24. Life? as per the data that has been gathered from Pluto, scientists believe that existence of life is not possible on the planet.
25. Spectroscopy: this technique of analysis of light is used to uncover strange and unknown facts about Pluto.
26. Sunlight: due to the enormous distance between Pluto and the Sun, the sunlight takes almost 5 hours to reach Pluto. And it takes 8 minutes and 20 seconds to reach Earth.
27. Pluto in chemistry: Plutonium, a transuranic radioactive element, was named after Pluto. Prior to its naming, Uranium was named after Uranus, and Neptunium after Neptune.
28. NASA: NASA launched a spacecraft named New Horizons, which is about the size of a piano to study Pluto. It is also the first spacecraft to flyby Pluto.
29. Elements on Pluto: scientists have estimated that water might be in existence between the rocky core of Pluto and its thick outer layer of ice. It is also believed that the planet’s water should also be containing biogenic elements like: carbon, hydrogen, calcium, nitrogen, potassium, phosphorus, magnesium, sulfur, chlorine, sodium, and iron.
30. The absence of Oxygen: no traces of oxygen has been detected on Pluto yet.

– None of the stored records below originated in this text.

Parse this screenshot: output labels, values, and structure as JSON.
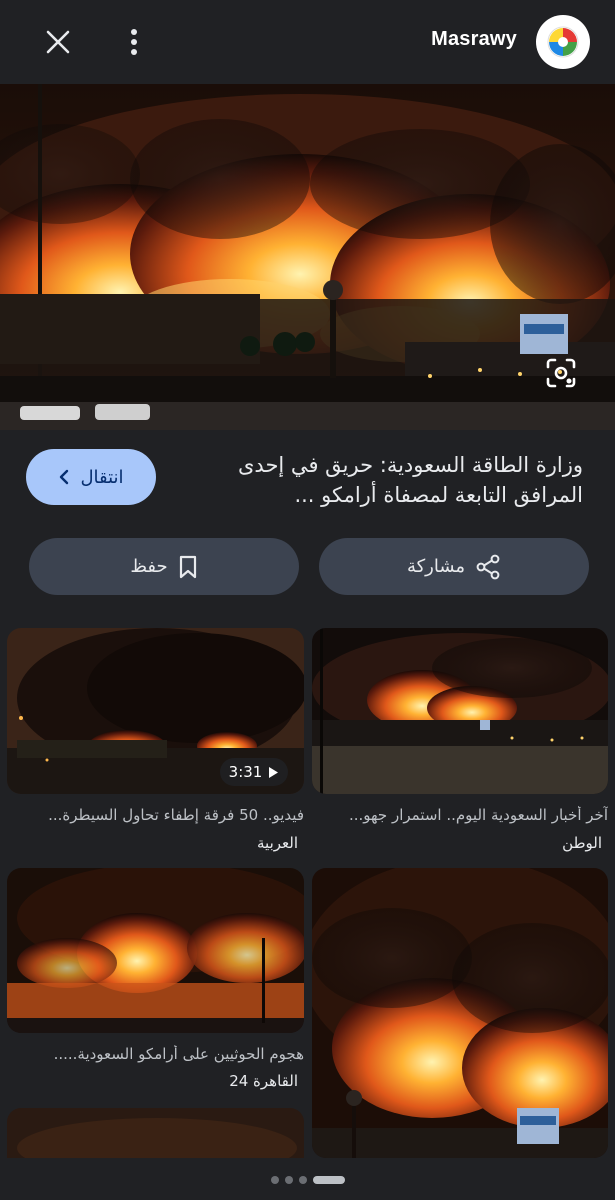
{
  "header": {
    "source_name": "Masrawy",
    "close_icon": "close-icon",
    "more_icon": "more-vert-icon"
  },
  "article": {
    "title": "وزارة الطاقة السعودية: حريق في إحدى المرافق التابعة لمصفاة أرامكو ...",
    "visit_label": "انتقال",
    "share_label": "مشاركة",
    "save_label": "حفظ"
  },
  "related": [
    {
      "caption": "آخر أخبار السعودية اليوم.. استمرار جهو...",
      "source": "الوطن"
    },
    {
      "caption": "فيديو.. 50 فرقة إطفاء تحاول السيطرة...",
      "source": "العربية",
      "duration": "3:31"
    },
    {
      "caption": "هجوم الحوثيين على أرامكو السعودية.....",
      "source": "القاهرة 24"
    },
    {
      "caption": "",
      "source": ""
    }
  ],
  "pager": {
    "pages": 4,
    "active": 3
  },
  "colors": {
    "background": "#202124",
    "visit_button": "#a8c7fa",
    "action_button": "#3c4350"
  }
}
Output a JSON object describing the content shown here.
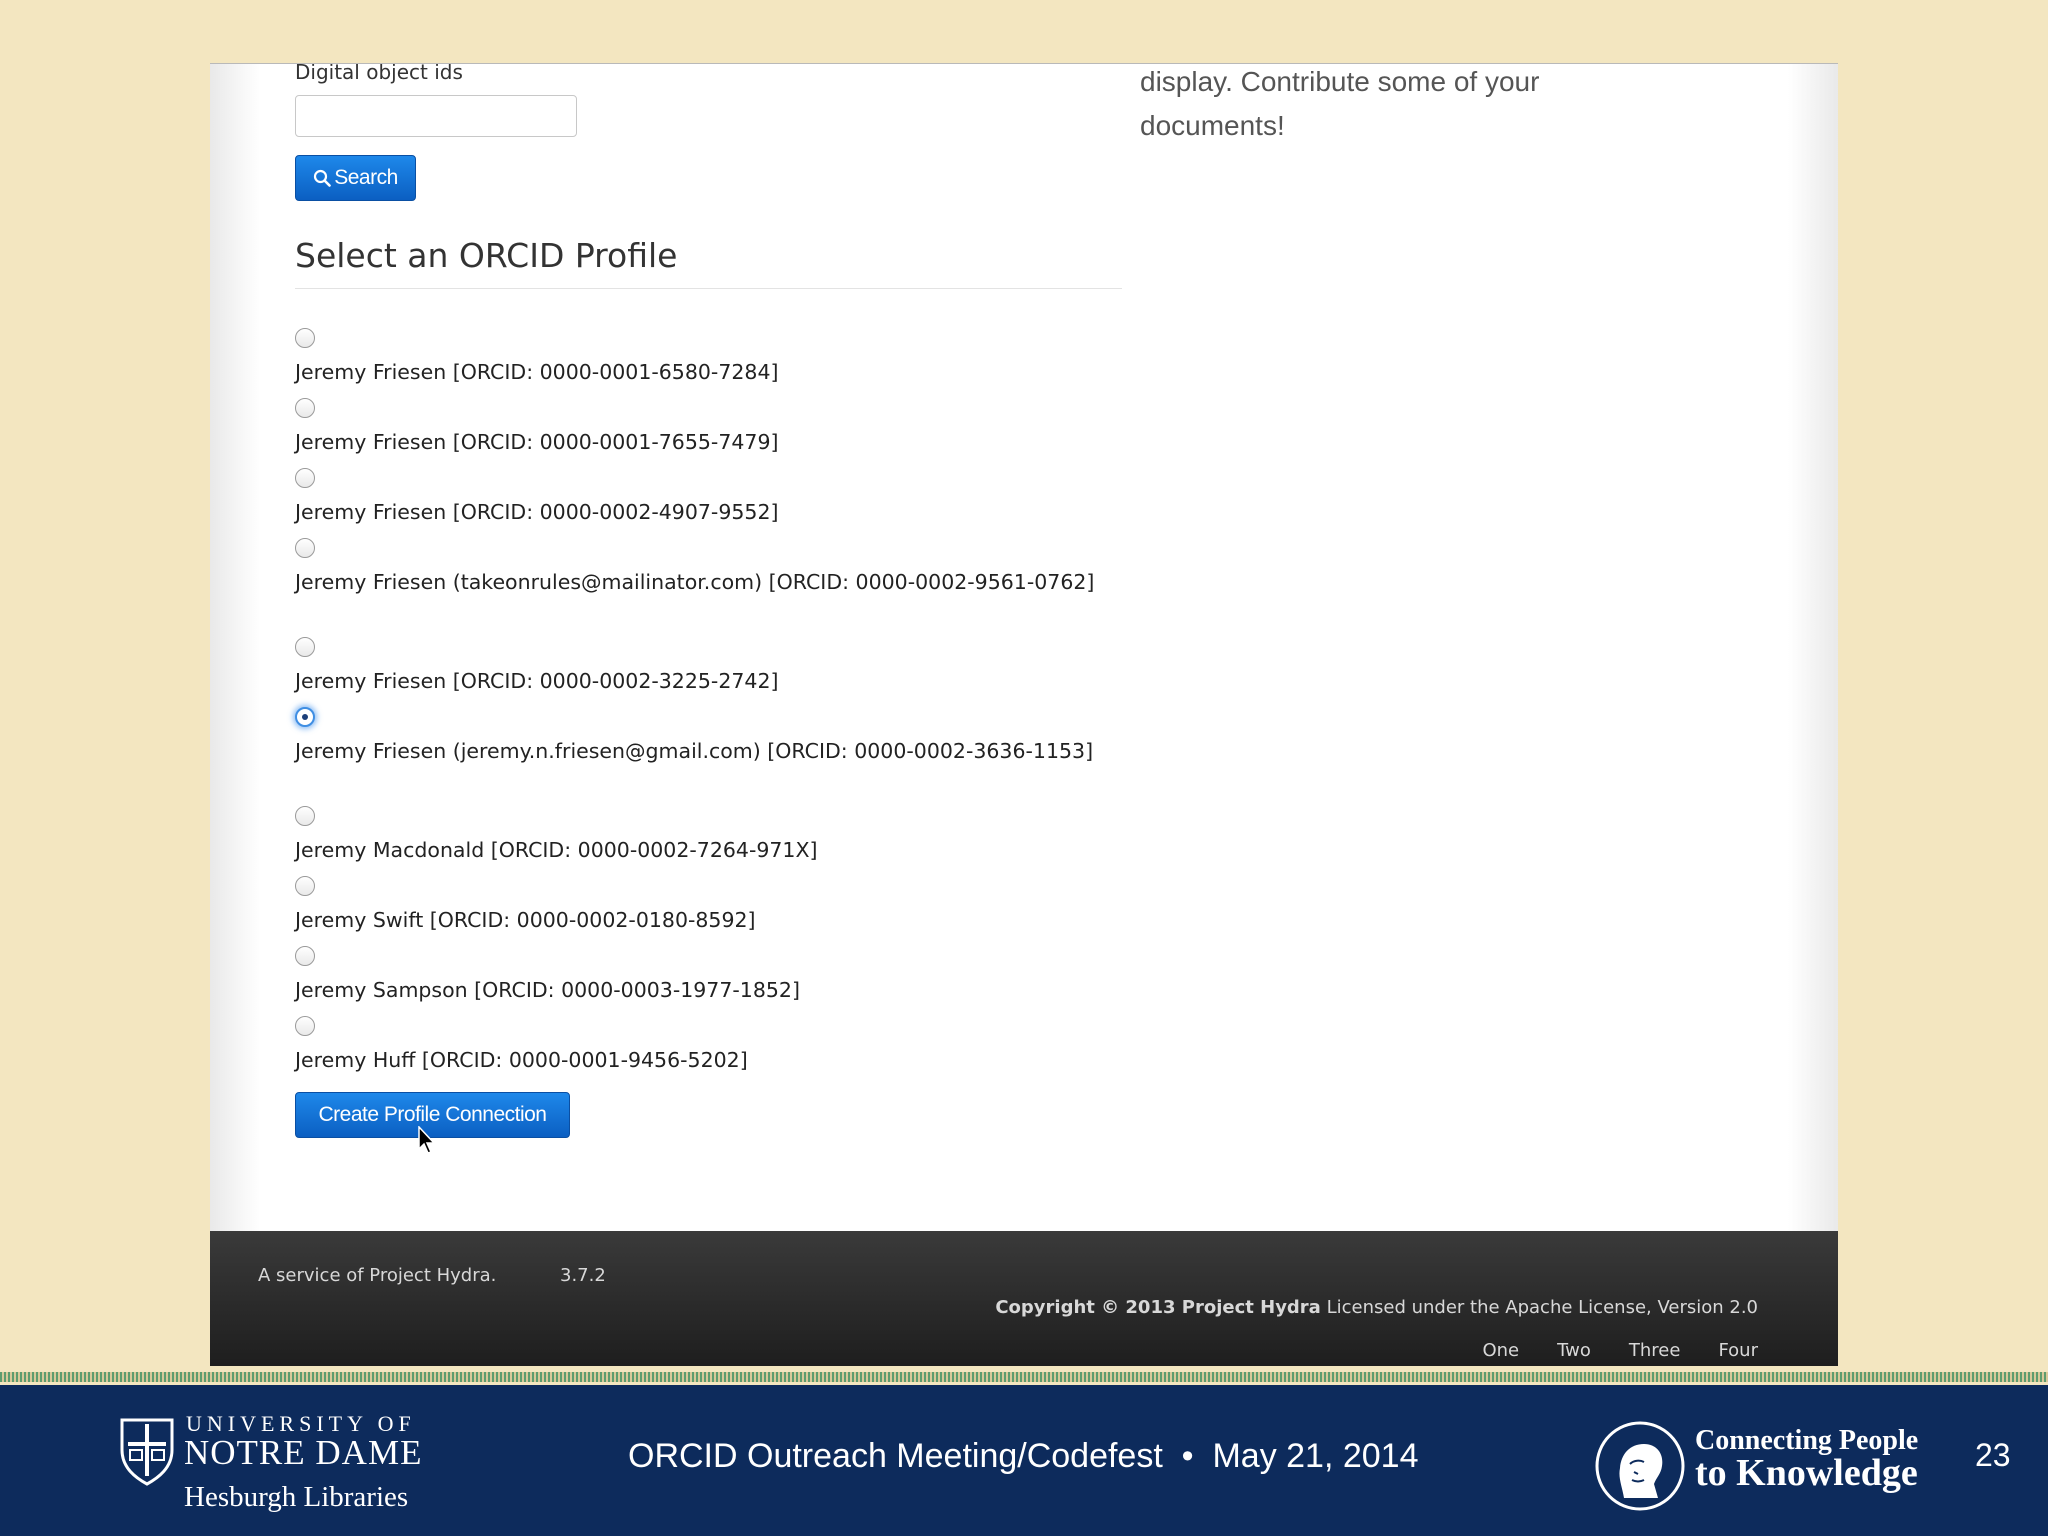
{
  "form": {
    "digital_object_ids_label": "Digital object ids",
    "digital_object_ids_value": "",
    "search_button_label": "Search",
    "section_title": "Select an ORCID Profile",
    "create_button_label": "Create Profile Connection"
  },
  "sidebar": {
    "message": "display. Contribute some of your documents!"
  },
  "profiles": [
    {
      "label": "Jeremy Friesen [ORCID: 0000-0001-6580-7284]",
      "checked": false
    },
    {
      "label": "Jeremy Friesen [ORCID: 0000-0001-7655-7479]",
      "checked": false
    },
    {
      "label": "Jeremy Friesen [ORCID: 0000-0002-4907-9552]",
      "checked": false
    },
    {
      "label": "Jeremy Friesen (takeonrules@mailinator.com) [ORCID: 0000-0002-9561-0762]",
      "checked": false
    },
    {
      "label": "Jeremy Friesen [ORCID: 0000-0002-3225-2742]",
      "checked": false
    },
    {
      "label": "Jeremy Friesen (jeremy.n.friesen@gmail.com) [ORCID: 0000-0002-3636-1153]",
      "checked": true
    },
    {
      "label": "Jeremy Macdonald [ORCID: 0000-0002-7264-971X]",
      "checked": false
    },
    {
      "label": "Jeremy Swift [ORCID: 0000-0002-0180-8592]",
      "checked": false
    },
    {
      "label": "Jeremy Sampson [ORCID: 0000-0003-1977-1852]",
      "checked": false
    },
    {
      "label": "Jeremy Huff [ORCID: 0000-0001-9456-5202]",
      "checked": false
    }
  ],
  "footer": {
    "service": "A service of Project Hydra.",
    "version": "3.7.2",
    "copyright_bold": "Copyright © 2013 Project Hydra",
    "license": "Licensed under the Apache License, Version 2.0",
    "links": [
      "One",
      "Two",
      "Three",
      "Four"
    ]
  },
  "slide": {
    "university_of": "UNIVERSITY OF",
    "university_name": "NOTRE DAME",
    "library": "Hesburgh Libraries",
    "meeting": "ORCID Outreach Meeting/Codefest  •  May 21, 2014",
    "tagline_line1": "Connecting People",
    "tagline_line2": "to Knowledge",
    "slide_number": "23"
  },
  "colors": {
    "slide_background": "#f3e6c0",
    "banner": "#0d2b5c",
    "button": "#0b6ad6"
  }
}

31. Intensity of the Sun: during the daytime, the Sun would be 1/900 times dimmer on Pluto than full daylight on Earth.
32. Direction of rotation: Pluto, like Venus and Neptune, rotates backward, i.e from east to west. The planet also rotates on its side.
Quick facts about Pluto
|Discovered by||Clyde Tombaugh|
|Date of Discovery||February 18th, 1930|
|Surface Area||16,647,940 square km|
|Equatorial Inclination||122.5 degrees (retrograde rotation)|
|Mean Orbit Velocity||16,809 km/h|
|Surface Temperature||minus 233 to minus 223 °C|
|Equatorial Circumference||7,231.9 km|
|Volume||6,387,259,783 cubic km|
|Orbit Size Around Sun||5,906,440,628 km|
|Escape Velocity||4,428 km/h|
|Density||2.050 gram per cubic centimeter|
|Equatorial Radius||1,151 km|
|Surface Gravity||0.66 meter per second square|